== What this task involves ==
Which lines of the records contain the word "Forms"? Copy each one.

*** Opening of Source material ***

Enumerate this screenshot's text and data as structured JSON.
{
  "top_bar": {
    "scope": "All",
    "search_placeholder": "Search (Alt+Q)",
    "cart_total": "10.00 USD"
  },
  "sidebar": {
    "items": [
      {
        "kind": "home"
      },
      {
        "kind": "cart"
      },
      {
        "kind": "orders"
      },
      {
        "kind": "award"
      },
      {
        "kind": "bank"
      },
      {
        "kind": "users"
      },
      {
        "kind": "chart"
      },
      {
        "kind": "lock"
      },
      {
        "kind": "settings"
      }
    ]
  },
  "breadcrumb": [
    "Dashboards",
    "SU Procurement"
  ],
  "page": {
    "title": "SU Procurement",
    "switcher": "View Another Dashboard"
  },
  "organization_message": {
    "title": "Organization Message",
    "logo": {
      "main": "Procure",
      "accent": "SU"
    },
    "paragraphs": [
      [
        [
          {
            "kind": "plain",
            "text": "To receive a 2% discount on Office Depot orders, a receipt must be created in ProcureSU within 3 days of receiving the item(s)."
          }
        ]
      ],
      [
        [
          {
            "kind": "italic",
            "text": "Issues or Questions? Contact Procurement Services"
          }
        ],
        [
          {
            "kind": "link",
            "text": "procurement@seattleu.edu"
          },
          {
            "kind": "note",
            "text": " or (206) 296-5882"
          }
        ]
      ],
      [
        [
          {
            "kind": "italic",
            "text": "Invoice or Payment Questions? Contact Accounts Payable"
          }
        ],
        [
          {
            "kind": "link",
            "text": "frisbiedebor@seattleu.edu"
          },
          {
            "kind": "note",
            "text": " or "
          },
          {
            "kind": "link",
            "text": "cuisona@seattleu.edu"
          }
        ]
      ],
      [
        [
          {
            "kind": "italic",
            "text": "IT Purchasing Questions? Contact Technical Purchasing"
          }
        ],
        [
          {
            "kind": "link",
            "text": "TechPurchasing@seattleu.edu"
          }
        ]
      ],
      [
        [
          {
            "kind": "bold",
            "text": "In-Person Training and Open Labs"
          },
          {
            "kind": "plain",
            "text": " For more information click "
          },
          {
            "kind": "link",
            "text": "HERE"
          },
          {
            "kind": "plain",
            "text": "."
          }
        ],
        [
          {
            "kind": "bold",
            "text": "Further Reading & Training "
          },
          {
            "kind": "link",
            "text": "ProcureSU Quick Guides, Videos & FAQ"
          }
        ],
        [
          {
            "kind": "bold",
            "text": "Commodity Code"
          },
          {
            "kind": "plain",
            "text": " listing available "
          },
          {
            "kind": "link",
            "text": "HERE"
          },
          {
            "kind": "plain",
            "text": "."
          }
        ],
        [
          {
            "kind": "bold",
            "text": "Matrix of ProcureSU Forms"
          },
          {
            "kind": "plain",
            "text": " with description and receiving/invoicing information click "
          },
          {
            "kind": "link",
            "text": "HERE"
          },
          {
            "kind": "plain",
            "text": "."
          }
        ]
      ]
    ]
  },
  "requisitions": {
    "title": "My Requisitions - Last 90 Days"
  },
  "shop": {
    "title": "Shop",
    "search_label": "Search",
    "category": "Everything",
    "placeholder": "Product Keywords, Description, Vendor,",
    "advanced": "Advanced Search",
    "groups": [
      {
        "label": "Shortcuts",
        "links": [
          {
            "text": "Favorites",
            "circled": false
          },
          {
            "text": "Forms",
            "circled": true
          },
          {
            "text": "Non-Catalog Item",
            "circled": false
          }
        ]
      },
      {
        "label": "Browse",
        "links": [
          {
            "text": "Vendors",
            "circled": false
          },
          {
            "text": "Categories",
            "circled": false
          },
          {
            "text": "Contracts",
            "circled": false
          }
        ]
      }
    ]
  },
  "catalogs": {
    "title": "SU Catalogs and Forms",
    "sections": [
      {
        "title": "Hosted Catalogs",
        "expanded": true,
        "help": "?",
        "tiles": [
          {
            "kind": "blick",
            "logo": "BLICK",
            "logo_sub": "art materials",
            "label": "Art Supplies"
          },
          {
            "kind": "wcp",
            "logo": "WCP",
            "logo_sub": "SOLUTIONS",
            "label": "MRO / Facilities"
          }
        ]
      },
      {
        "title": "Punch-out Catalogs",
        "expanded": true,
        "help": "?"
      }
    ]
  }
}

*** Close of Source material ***

== Expected answer ==
            "text": "Matrix of ProcureSU Forms"
            "text": "Forms",
    "title": "SU Catalogs and Forms",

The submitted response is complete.